Every year, I read a couple dozen "state of the village speeches," delivered by mayors in small towns around the country. Normally content to boast about modest gains they've made—the town has acquired a truck mounted leaf-blower; there's a new A&W restaurant opening in town; we hope to replace the old sludge pump by midsummer—this year, some mayors spoke out on presidential politics, as I report in a piece in today's TheAtlantic.com.
Most of them came out against Trump—and none more forcefully (and simultaneously politely) than Joe Sack, mayor of Rye City, New York.
"With all due respect to the President-elect—Mr. Trump could not be elected mayor of Rye, or any other city, for that matter," Sack said at his state of the village speech.
Because the qualities and characteristics of a good and effective mayor, are the willingness and ability to listen to all perspectives, to sometimes absorb people’s anger and frustration, and to try to build consensus.
Believe me, I’m only human, and there are plenty of times when I’d like to take a page out of the Trump playbook, and tell an unruly or unreasonable speaker or two where they could go, and what they could do.

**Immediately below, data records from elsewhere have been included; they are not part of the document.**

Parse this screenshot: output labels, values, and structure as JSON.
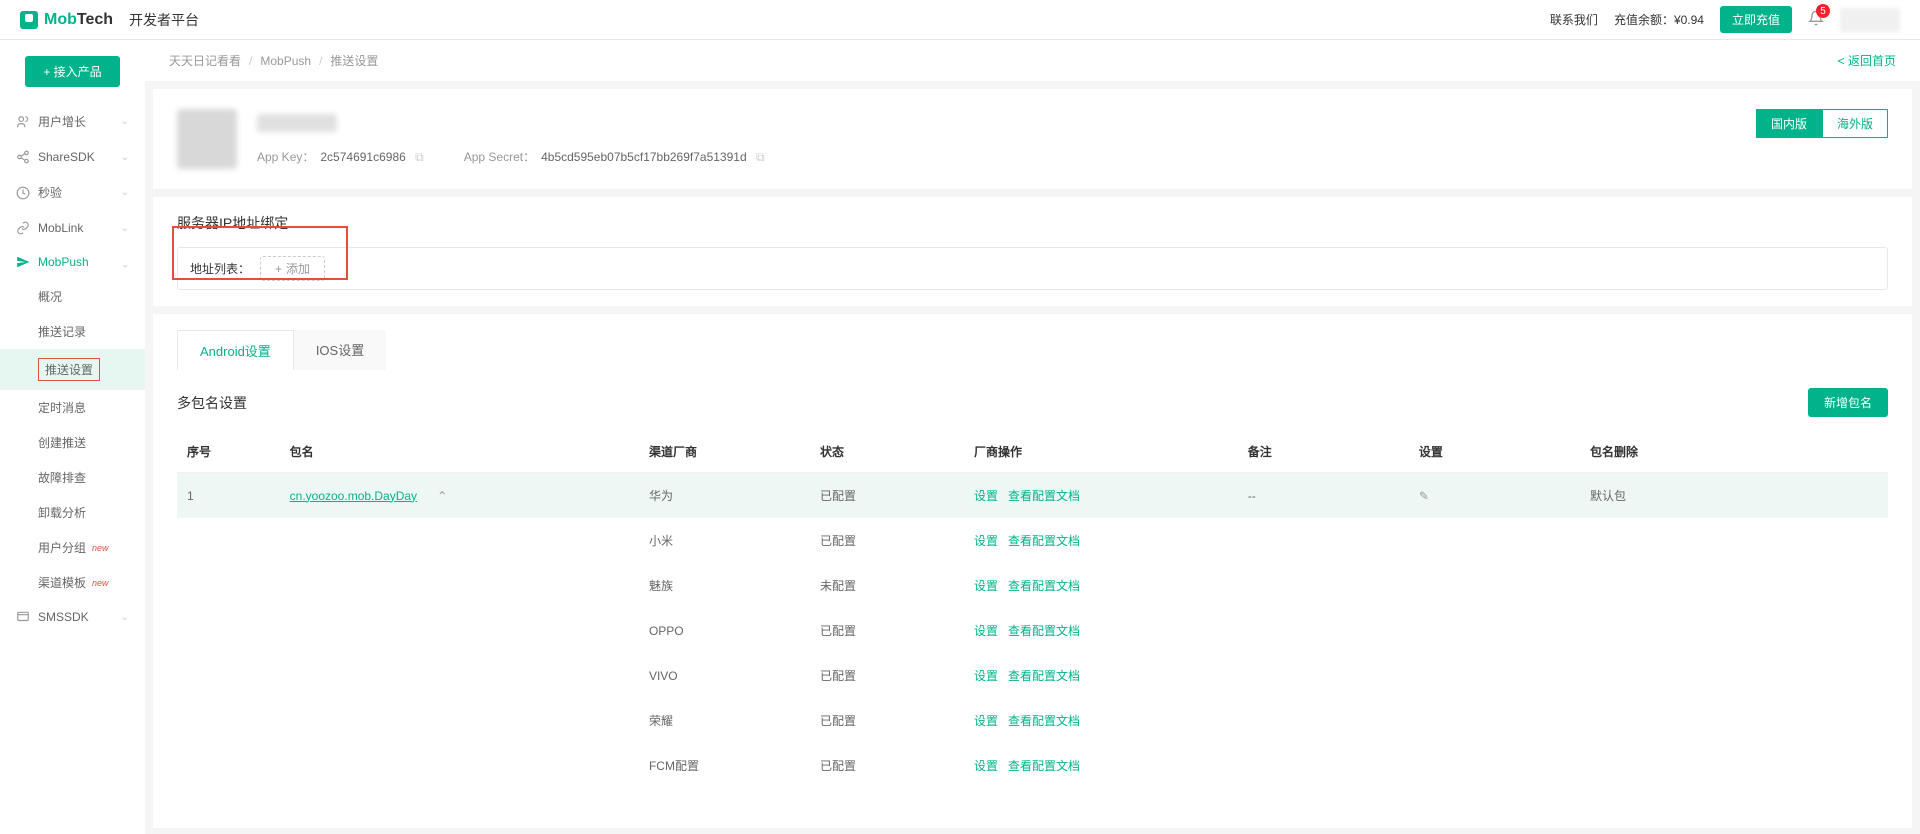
{
  "header": {
    "brand_mob": "Mob",
    "brand_tech": "Tech",
    "platform": "开发者平台",
    "contact": "联系我们",
    "balance_label": "充值余额：",
    "balance_value": "¥0.94",
    "recharge": "立即充值",
    "notif_count": "5"
  },
  "sidebar": {
    "connect": "+ 接入产品",
    "items": [
      {
        "icon": "user-growth-icon",
        "label": "用户增长"
      },
      {
        "icon": "share-icon",
        "label": "ShareSDK"
      },
      {
        "icon": "second-verify-icon",
        "label": "秒验"
      },
      {
        "icon": "moblink-icon",
        "label": "MobLink"
      },
      {
        "icon": "mobpush-icon",
        "label": "MobPush"
      },
      {
        "icon": "smssdk-icon",
        "label": "SMSSDK"
      }
    ],
    "mobpush_sub": [
      {
        "label": "概况"
      },
      {
        "label": "推送记录"
      },
      {
        "label": "推送设置",
        "active": true
      },
      {
        "label": "定时消息"
      },
      {
        "label": "创建推送"
      },
      {
        "label": "故障排查"
      },
      {
        "label": "卸载分析"
      },
      {
        "label": "用户分组",
        "new": "new"
      },
      {
        "label": "渠道模板",
        "new": "new"
      }
    ]
  },
  "breadcrumb": {
    "b1": "天天日记看看",
    "b2": "MobPush",
    "b3": "推送设置",
    "back": "< 返回首页"
  },
  "app": {
    "key_label": "App Key：",
    "key_value": "2c574691c6986",
    "secret_label": "App Secret：",
    "secret_value": "4b5cd595eb07b5cf17bb269f7a51391d",
    "tab_domestic": "国内版",
    "tab_overseas": "海外版"
  },
  "ip": {
    "title": "服务器IP地址绑定",
    "list_label": "地址列表：",
    "add": "添加"
  },
  "tabs": {
    "android": "Android设置",
    "ios": "IOS设置"
  },
  "pkg": {
    "title": "多包名设置",
    "add": "新增包名",
    "headers": {
      "seq": "序号",
      "name": "包名",
      "vendor": "渠道厂商",
      "status": "状态",
      "op": "厂商操作",
      "remark": "备注",
      "setting": "设置",
      "del": "包名删除"
    },
    "row": {
      "seq": "1",
      "name": "cn.yoozoo.mob.DayDay",
      "remark": "--",
      "del": "默认包"
    },
    "op_set": "设置",
    "op_doc": "查看配置文档",
    "vendors": [
      {
        "name": "华为",
        "status": "已配置"
      },
      {
        "name": "小米",
        "status": "已配置"
      },
      {
        "name": "魅族",
        "status": "未配置"
      },
      {
        "name": "OPPO",
        "status": "已配置"
      },
      {
        "name": "VIVO",
        "status": "已配置"
      },
      {
        "name": "荣耀",
        "status": "已配置"
      },
      {
        "name": "FCM配置",
        "status": "已配置"
      }
    ]
  }
}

That may be the new definition of what it means to be presidential. But it wouldn’t be mayoral.
And it would certainly not be any way to treat my fellow neighbors and residents.
Joe Sack for President.